-- Information follows --

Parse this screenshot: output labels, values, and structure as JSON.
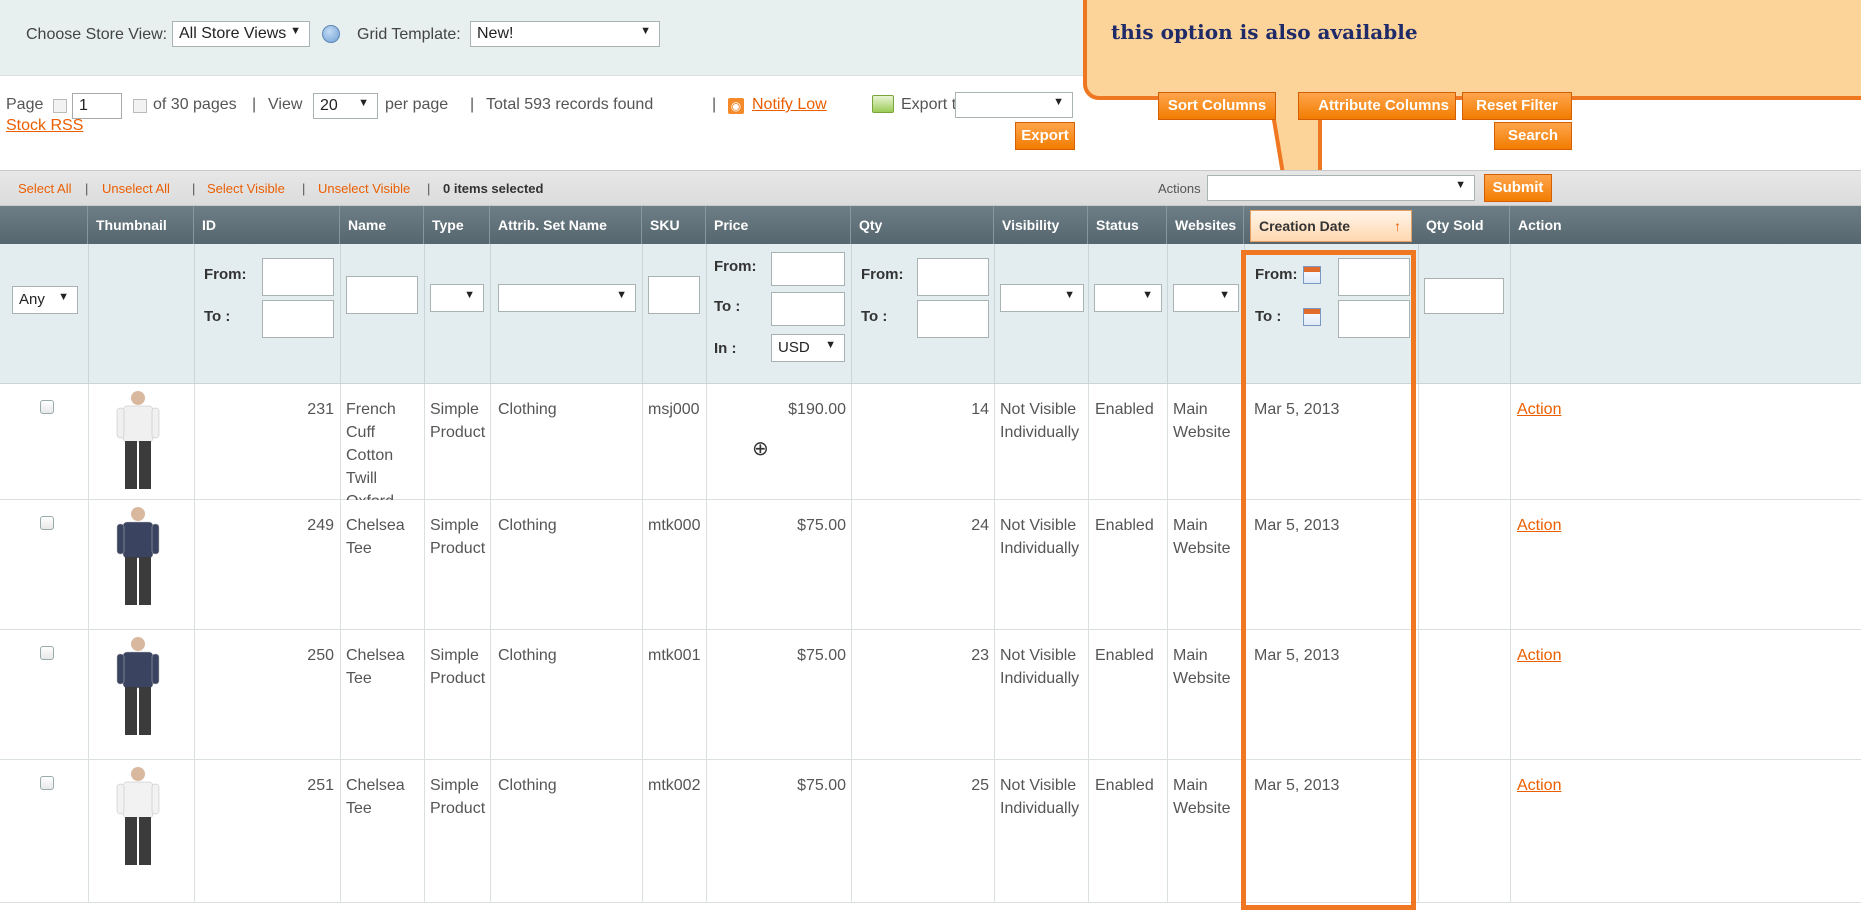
{
  "store": {
    "store_view_label": "Choose Store View:",
    "store_view_value": "All Store Views",
    "grid_template_label": "Grid Template:",
    "grid_template_value": "New!"
  },
  "pager": {
    "page_label": "Page",
    "page_value": "1",
    "of_pages": "of 30 pages",
    "view_label": "View",
    "view_value": "20",
    "per_page": "per page",
    "total": "Total 593 records found",
    "notify_line1": "Notify Low",
    "notify_line2": "Stock RSS",
    "sep": "|"
  },
  "export": {
    "label": "Export to:",
    "button": "Export"
  },
  "buttons": {
    "sort_columns": "Sort Columns",
    "attribute_columns": "Attribute Columns",
    "reset_filter": "Reset Filter",
    "search": "Search",
    "submit": "Submit"
  },
  "massaction": {
    "select_all": "Select All",
    "unselect_all": "Unselect All",
    "select_visible": "Select Visible",
    "unselect_visible": "Unselect Visible",
    "items_selected": "0 items selected",
    "actions_label": "Actions"
  },
  "callout": {
    "text": "this option is also available"
  },
  "columns": [
    "Thumbnail",
    "ID",
    "Name",
    "Type",
    "Attrib. Set Name",
    "SKU",
    "Price",
    "Qty",
    "Visibility",
    "Status",
    "Websites",
    "Creation Date",
    "Qty Sold",
    "Action"
  ],
  "sort_arrow": "↑",
  "filters": {
    "any": "Any",
    "from": "From:",
    "to": "To :",
    "in": "In :",
    "currency": "USD"
  },
  "rows": [
    {
      "id": "231",
      "name": [
        "French",
        "Cuff",
        "Cotton",
        "Twill",
        "Oxford"
      ],
      "type": [
        "Simple",
        "Product"
      ],
      "attrib_set": "Clothing",
      "sku": "msj000",
      "price": "$190.00",
      "qty": "14",
      "visibility": [
        "Not Visible",
        "Individually"
      ],
      "status": "Enabled",
      "websites": [
        "Main",
        "Website"
      ],
      "creation_date": "Mar 5, 2013",
      "action": "Action"
    },
    {
      "id": "249",
      "name": [
        "Chelsea",
        "Tee"
      ],
      "type": [
        "Simple",
        "Product"
      ],
      "attrib_set": "Clothing",
      "sku": "mtk000",
      "price": "$75.00",
      "qty": "24",
      "visibility": [
        "Not Visible",
        "Individually"
      ],
      "status": "Enabled",
      "websites": [
        "Main",
        "Website"
      ],
      "creation_date": "Mar 5, 2013",
      "action": "Action"
    },
    {
      "id": "250",
      "name": [
        "Chelsea",
        "Tee"
      ],
      "type": [
        "Simple",
        "Product"
      ],
      "attrib_set": "Clothing",
      "sku": "mtk001",
      "price": "$75.00",
      "qty": "23",
      "visibility": [
        "Not Visible",
        "Individually"
      ],
      "status": "Enabled",
      "websites": [
        "Main",
        "Website"
      ],
      "creation_date": "Mar 5, 2013",
      "action": "Action"
    },
    {
      "id": "251",
      "name": [
        "Chelsea",
        "Tee"
      ],
      "type": [
        "Simple",
        "Product"
      ],
      "attrib_set": "Clothing",
      "sku": "mtk002",
      "price": "$75.00",
      "qty": "25",
      "visibility": [
        "Not Visible",
        "Individually"
      ],
      "status": "Enabled",
      "websites": [
        "Main",
        "Website"
      ],
      "creation_date": "Mar 5, 2013",
      "action": "Action"
    }
  ]
}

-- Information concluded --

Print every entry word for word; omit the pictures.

Parse this screenshot: output labels, values, and structure as JSON.
{
  "store": {
    "store_view_label": "Choose Store View:",
    "store_view_value": "All Store Views",
    "grid_template_label": "Grid Template:",
    "grid_template_value": "New!"
  },
  "pager": {
    "page_label": "Page",
    "page_value": "1",
    "of_pages": "of 30 pages",
    "view_label": "View",
    "view_value": "20",
    "per_page": "per page",
    "total": "Total 593 records found",
    "notify_line1": "Notify Low",
    "notify_line2": "Stock RSS",
    "sep": "|"
  },
  "export": {
    "label": "Export to:",
    "button": "Export"
  },
  "buttons": {
    "sort_columns": "Sort Columns",
    "attribute_columns": "Attribute Columns",
    "reset_filter": "Reset Filter",
    "search": "Search",
    "submit": "Submit"
  },
  "massaction": {
    "select_all": "Select All",
    "unselect_all": "Unselect All",
    "select_visible": "Select Visible",
    "unselect_visible": "Unselect Visible",
    "items_selected": "0 items selected",
    "actions_label": "Actions"
  },
  "callout": {
    "text": "this option is also available"
  },
  "columns": [
    "Thumbnail",
    "ID",
    "Name",
    "Type",
    "Attrib. Set Name",
    "SKU",
    "Price",
    "Qty",
    "Visibility",
    "Status",
    "Websites",
    "Creation Date",
    "Qty Sold",
    "Action"
  ],
  "sort_arrow": "↑",
  "filters": {
    "any": "Any",
    "from": "From:",
    "to": "To :",
    "in": "In :",
    "currency": "USD"
  },
  "rows": [
    {
      "id": "231",
      "name": [
        "French",
        "Cuff",
        "Cotton",
        "Twill",
        "Oxford"
      ],
      "type": [
        "Simple",
        "Product"
      ],
      "attrib_set": "Clothing",
      "sku": "msj000",
      "price": "$190.00",
      "qty": "14",
      "visibility": [
        "Not Visible",
        "Individually"
      ],
      "status": "Enabled",
      "websites": [
        "Main",
        "Website"
      ],
      "creation_date": "Mar 5, 2013",
      "action": "Action"
    },
    {
      "id": "249",
      "name": [
        "Chelsea",
        "Tee"
      ],
      "type": [
        "Simple",
        "Product"
      ],
      "attrib_set": "Clothing",
      "sku": "mtk000",
      "price": "$75.00",
      "qty": "24",
      "visibility": [
        "Not Visible",
        "Individually"
      ],
      "status": "Enabled",
      "websites": [
        "Main",
        "Website"
      ],
      "creation_date": "Mar 5, 2013",
      "action": "Action"
    },
    {
      "id": "250",
      "name": [
        "Chelsea",
        "Tee"
      ],
      "type": [
        "Simple",
        "Product"
      ],
      "attrib_set": "Clothing",
      "sku": "mtk001",
      "price": "$75.00",
      "qty": "23",
      "visibility": [
        "Not Visible",
        "Individually"
      ],
      "status": "Enabled",
      "websites": [
        "Main",
        "Website"
      ],
      "creation_date": "Mar 5, 2013",
      "action": "Action"
    },
    {
      "id": "251",
      "name": [
        "Chelsea",
        "Tee"
      ],
      "type": [
        "Simple",
        "Product"
      ],
      "attrib_set": "Clothing",
      "sku": "mtk002",
      "price": "$75.00",
      "qty": "25",
      "visibility": [
        "Not Visible",
        "Individually"
      ],
      "status": "Enabled",
      "websites": [
        "Main",
        "Website"
      ],
      "creation_date": "Mar 5, 2013",
      "action": "Action"
    }
  ]
}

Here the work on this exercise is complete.